After I had landed my first job as crew/chef, I went back to Florida to put my belongings in storage and bring only the essentials to my boat job. While shopping for boat attire and a small disco ball at the Festival Flea Market in Pompano Beach, I was delighted to encounter a hat shop with a wide array of colorful cowboy hats, including on the perfect shade of hot pink; a must-have for starting my new career of professional fun-maker. I snatched it up, paid $15 for it, and proudly wore it on the airplane back to St. Thomas to start m new life. I never did find the disco ball.

After arriving at my new home on the catamaran, I hung the hat in a prominent place on the boat where it could be easily seen by the charter guests. Perhaps the new pink hat lacked the magic of the original; it never saw the kind of action of its predecessor. I took to just wearing it myself and relishing the wild, joyous images it conjured up for me.

Capt. Jack and I were in between charters while moored in Virgin Gorda. We went ashore for lunch at Bitter End Yacht Club, where there are three restaurants. I don’t remember the names, but one, in particular, was abuzz with activity probably having to do with their all-day Happy Hour. There was a very “happy,” tan, attractive lady sitting alone at the bar. She turned to me as we stood in the entryway waiting to be seated and shouted:

“My sister would love your hat!

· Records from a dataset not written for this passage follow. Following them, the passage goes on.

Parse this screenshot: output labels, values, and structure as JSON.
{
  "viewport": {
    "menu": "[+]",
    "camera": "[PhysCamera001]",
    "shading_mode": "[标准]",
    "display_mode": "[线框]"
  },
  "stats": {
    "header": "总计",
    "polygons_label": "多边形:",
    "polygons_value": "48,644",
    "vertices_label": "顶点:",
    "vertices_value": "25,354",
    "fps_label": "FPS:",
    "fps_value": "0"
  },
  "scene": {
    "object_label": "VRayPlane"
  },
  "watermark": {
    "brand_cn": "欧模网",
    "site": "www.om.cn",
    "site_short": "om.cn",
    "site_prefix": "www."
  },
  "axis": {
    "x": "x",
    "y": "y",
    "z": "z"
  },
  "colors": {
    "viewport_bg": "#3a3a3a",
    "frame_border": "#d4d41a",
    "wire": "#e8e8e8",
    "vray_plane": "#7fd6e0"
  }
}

I want to buy it for her. I’ll give you fifty bucks!”

I replied with a smile, enjoying the compliment but left the hat right where it was.

She said, “Okay, make it seventy-five. I’m serious. She’s in the Ladies Room. I know she’ll want it.”

I answered, “It is tempting but I can’t part with this hat.” I turned and followed the hostess to our table.

We had just started reading the menu when the “happy” lady and her sister rushed up to the table waving some money. As she got closer I saw that it was a hundred dollar bill. I ripped the hat off my head, extended it to the sister while grabbing the hundred out of her hand before she changed her mind. I could always buy another one at Festival Flea Market for fifteen bucks…Hats off to you, for making my day!


To my readers who have given money, packed care packages for the “Adopt-a-Family” program, thank you from the bottom of my heart. I will keep posting the old stories in hopes that it touches a soul that makes a difference – no matter how large or small.

Thanks for reading. Thanks for donating. Thanks for your support! If you want to donate and haven’t yet done so, here is the link:

3 thoughts on “So Many Causes! Where to Start?

  1. Both hurricanes we hope we will never have to endure, outside help is the only way. I am off to see Calvin tomorrow afternoon, he’s the best. $$$$$$ store is too! He makes the Post Office rock!



Leave a Reply

Fill in your details below or click an icon to log in: Logo

You are commenting using your account. Log Out /  Change )

Google photo

You are commenting using your Google account. Log Out /  Change )

Twitter picture

You are commenting using your Twitter account. Log Out /  Change )

Facebook photo

You are commenting using your Facebook account. Log Out /  Change )

Connecting to %s